I’m as much of a creature of habit as anyone, and my daily blog reading features a number of de riguer stops: Joanne Jacobs, Eduwonk, Eduwonkette, Fordham’s Flypaper, This Week in Education, Bridging Differences, and D-Ed Reckoning. I read each faithfully and refer to them often in this space. There are, however, many more bloggers to whom I pay attention that have done great stuff recently that merited praise and eyeballs. Better late than never:
Over the last few years I’ve watched children progress to the next grade who rarely turned in assignments, children who rarely opened a book, children with a majority of Fs on their report card, children whose parents have been literally begged to come in and work with us on creating a plan for their student’s success (always a no show), or children who only succeeded during the school day by disrupting every lesson in some form or fashion.
Catching Sparrows is the blog of a high school English teacher who goes by Redkudu.

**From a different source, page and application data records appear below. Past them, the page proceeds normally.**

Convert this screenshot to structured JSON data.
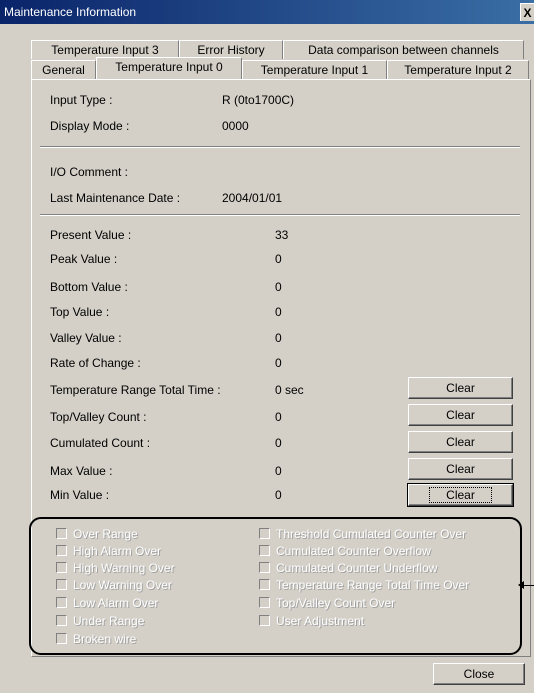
{
  "window": {
    "title": "Maintenance Information",
    "close_glyph": "X"
  },
  "tabs_back": [
    "Temperature Input 3",
    "Error History",
    "Data comparison between channels"
  ],
  "tabs_front": [
    "General",
    "Temperature Input 0",
    "Temperature Input 1",
    "Temperature Input 2"
  ],
  "active_tab": "Temperature Input 0",
  "info": {
    "input_type": {
      "label": "Input Type :",
      "value": "R (0to1700C)"
    },
    "display_mode": {
      "label": "Display Mode :",
      "value": "0000"
    },
    "io_comment": {
      "label": "I/O Comment :",
      "value": ""
    },
    "last_maintenance": {
      "label": "Last Maintenance Date :",
      "value": "2004/01/01"
    }
  },
  "values": {
    "present": {
      "label": "Present Value :",
      "value": "33"
    },
    "peak": {
      "label": "Peak Value :",
      "value": "0"
    },
    "bottom": {
      "label": "Bottom Value :",
      "value": "0"
    },
    "top": {
      "label": "Top Value :",
      "value": "0"
    },
    "valley": {
      "label": "Valley Value :",
      "value": "0"
    },
    "rate": {
      "label": "Rate of Change :",
      "value": "0"
    },
    "range_time": {
      "label": "Temperature Range Total Time :",
      "value": "0 sec"
    },
    "top_valley": {
      "label": "Top/Valley Count :",
      "value": "0"
    },
    "cumulated": {
      "label": "Cumulated Count :",
      "value": "0"
    },
    "max": {
      "label": "Max Value :",
      "value": "0"
    },
    "min": {
      "label": "Min Value :",
      "value": "0"
    }
  },
  "clear_label": "Clear",
  "status_left": [
    "Over Range",
    "High Alarm Over",
    "High Warning Over",
    "Low Warning Over",
    "Low Alarm Over",
    "Under Range",
    "Broken wire"
  ],
  "status_right": [
    "Threshold Cumulated Counter Over",
    "Cumulated Counter Overflow",
    "Cumulated Counter Underflow",
    "Temperature Range Total Time Over",
    "Top/Valley Count Over",
    "User Adjustment"
  ],
  "close_label": "Close"
}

She graces the Core Knowledge blog with her thoughtful comments from time to time. She’s also brave enough to refer her readers to things like hilarious and utterly inappropriate high school commencement speeches by minor celebrities.
I had not read Gary Rubenstein’s TFA blog until reader Brian Rude commented on it recently. If you know a first year teacher, do them a favor and tell them about this blog today. He’s been handing out pearls for the last month on lesson planning, classroom management, and common teacher mistakes. He advises new teachers what to say if asked, “Are you a new teacher?
Some kid is definitely going to ask you so what are you going to say? What most new TFA teachers incorrectly think is the best way to answer this is to exaggerate the seventeen days (or hours!?!) of practice teaching during the institute. To me, this is like bragging about your girlfriend in Canada.
“It’s not the right thing to say because when you eventually make a mistake that reveals that you must be a new teacher,” Rubenstein writes. “Then you’ll be not only a new teacher, but a liar.”
Speaking of which, here’s the piece of advice I wish I’d received in my first year: At some point, probably very late on a Sunday night, you’re going to face a choice: should I stay up and do more lesson planning? Or should I go to sleep. Choose sleep. The best plans on God’s green earth will come to no good end if you’re fried and can’t think on your feet. I always had a better day — so did my students — when I was well rested. I was at my least effective on short rest, no matter how much time I put into planning.